Your assignment
For each line in the records, produce an exact copy.

Supplied data
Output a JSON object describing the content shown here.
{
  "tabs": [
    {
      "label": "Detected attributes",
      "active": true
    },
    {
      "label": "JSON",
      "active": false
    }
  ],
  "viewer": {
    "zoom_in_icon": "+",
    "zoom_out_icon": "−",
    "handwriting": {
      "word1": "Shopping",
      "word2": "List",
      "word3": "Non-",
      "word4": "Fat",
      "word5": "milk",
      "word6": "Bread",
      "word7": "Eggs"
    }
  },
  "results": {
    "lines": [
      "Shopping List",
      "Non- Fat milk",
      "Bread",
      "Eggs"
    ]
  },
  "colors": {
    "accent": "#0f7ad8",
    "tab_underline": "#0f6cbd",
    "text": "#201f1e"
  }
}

Final answer
Output a JSON object describing the content shown here.
{
  "tabs": [
    {
      "label": "Detected attributes",
      "active": true
    },
    {
      "label": "JSON",
      "active": false
    }
  ],
  "viewer": {
    "zoom_in_icon": "+",
    "zoom_out_icon": "−",
    "handwriting": {
      "word1": "Shopping",
      "word2": "List",
      "word3": "Non-",
      "word4": "Fat",
      "word5": "milk",
      "word6": "Bread",
      "word7": "Eggs"
    }
  },
  "results": {
    "lines": [
      "Shopping List",
      "Non- Fat milk",
      "Bread",
      "Eggs"
    ]
  },
  "colors": {
    "accent": "#0f7ad8",
    "tab_underline": "#0f6cbd",
    "text": "#201f1e"
  }
}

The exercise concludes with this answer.